BY ALISA HRUSTICApril 4, 2017. Why More Stank When Stressed?Why More Stank When Stressed? Plenty of guys can leave the gym after a beastly workout drenched in sweat, and smell pretty much perfectly fine afterward. Sure, you’ll be soaked, but you probably won’t reek. NOTE: This article appears in Mens’ Health. Why More Stank When Stressed?But when you’re set to deliver a presentation in front of the entire company? That’s when your perspiration turns seriously putrid. What’s the difference? Sweat is sweat, right?
Not so fast: Your body actually has two different types of sweat glands, explains George Preti, Ph.D., an organic chemist at the Monell Chemical Senses Center, where he researches the origin of human odors.Eccrine glands produce the watery sweat that covers your body after a hard run. This sweat develops all over your skin, and cools your body down as it evaporates, whether it because of exercise or heat.
But your apocrine glands, usually only found in your armpit area, are activated when you’re under psychological stress, explains Preti. This sweat produces a strong, sometimes even sulfurous odor when you’re anxious or scared.
Because stress also activates your body’s sympathetic nervous system, you might also notice your heart racing, sweaty palms, and a dry mouth, says Ramsey Markus, M.D., associate professor of dermatology at the Baylor College of Medicine. Why More Stank When Stressed?
The sweat that we produce when we work out is mostly comprised of water, but the sweat that comes from the apocrine glands has a higher concentration of fat, lipids, and proteins, says Dr. Markus, M.D.
That’s good news for bacteria, who love to feed on that mix, but bad news for the guy sitting next to you: Those bacteria produce fatty acids and ammonia, which creates a strong odor, he says.
While it may reek, stress sweat doesn’t actually produce that much wetness under your pits, Dr. Markus adds. You might just notice it more because of its strong stench. But if you consistently deal with excessive sweating (known as hyperhidrosis), you might experience both too much sweat and too much funkiness, he says, making it twice as uncomfortable. (Here’s why you may sweat more than other guys.)

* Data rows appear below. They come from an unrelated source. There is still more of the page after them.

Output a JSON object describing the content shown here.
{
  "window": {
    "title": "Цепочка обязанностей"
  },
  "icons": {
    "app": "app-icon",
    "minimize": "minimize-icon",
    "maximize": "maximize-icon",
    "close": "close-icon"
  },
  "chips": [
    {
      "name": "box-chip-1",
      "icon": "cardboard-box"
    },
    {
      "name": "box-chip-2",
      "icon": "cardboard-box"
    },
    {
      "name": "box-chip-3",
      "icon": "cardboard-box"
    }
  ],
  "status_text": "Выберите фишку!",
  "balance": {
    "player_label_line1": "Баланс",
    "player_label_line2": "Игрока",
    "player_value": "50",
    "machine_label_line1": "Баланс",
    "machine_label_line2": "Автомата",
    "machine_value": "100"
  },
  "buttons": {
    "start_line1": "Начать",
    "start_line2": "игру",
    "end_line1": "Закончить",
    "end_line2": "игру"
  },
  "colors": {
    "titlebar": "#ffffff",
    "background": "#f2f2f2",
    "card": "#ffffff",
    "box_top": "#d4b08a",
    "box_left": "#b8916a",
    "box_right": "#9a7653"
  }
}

So what’s the reason behind the raunch? Scientists aren’t sure why apocrine glands switch on the stink, but there might be an evolutionary reason behind it, says Preti. Animals tend to emit an odor when they’re stressed, too. That odor acts as a signal to its peers that something dangerous or fearful is happening, he explains.
Another theory suggests that our ancestors may have developed a similar stress reaction to being attacked by an animal, explains Dr. Markus. Scientists speculate that we may have evolved to produce this odor during stressful situations as a way to ward off predators. Why More Stank When Stressed? How to Stop Your Stress Sweat
Luckily, there are things you can do to tame your B.O., even if you’re constantly anxious. For one, learning how to calm yourself down in a stressful situation doesn’t hurt. (Use this trick to de-stress in under two minutes.)
But learning how to control those emotions can take some time. Treating the underarm area directly can help you manage the odor and wetness quickly, says Dr. Markus.
That means you can’t let the weeds go untamed: If you don’t really groom your armpits, the excess hair in your underarms can trap the oil and give the bacteria more surface area to feast on the sweat, he explains. (Here’s the best way to trim your armpit hair.) Why More Stank When Stressed?
Then, it’s important to find an antiperspirant that works for you. Aluminum chloride, the active ingredient in most antiperspirants, actually plugs up your sweat glands—whether they’re apocrine or eccrine—and prevents any moisture from reaching your skin.
If you want to manage your odor, using a strong over-the-counter antiperspirant like Certain Dri can help minimize your sweating, and thus your B.O., says Dr. Markus. Why More Stank When Stressed?
If you’re dealing with more odor than wetness, try out the best deodorants for men, or look for an antiperspirant that also has a deodorant in it, suggests Dr. Markus.
Having a hard time finding an OTC product that works? Your dermatologist can recommend prescription solutions like Drysol, which contains a higher concentration of aluminum chloride than an OTC antiperspirant, or even Botox injections in your underarms if you need something stronger, he says.
But Botox can get pricey and the injections aren’t permanent, he says, so don’t write off OTC solutions without testing out a couple of options first. If the B.O. still sneaks up on you after trying several options, talk to your dermatologist. He or she can help you find a treatment that works best for you.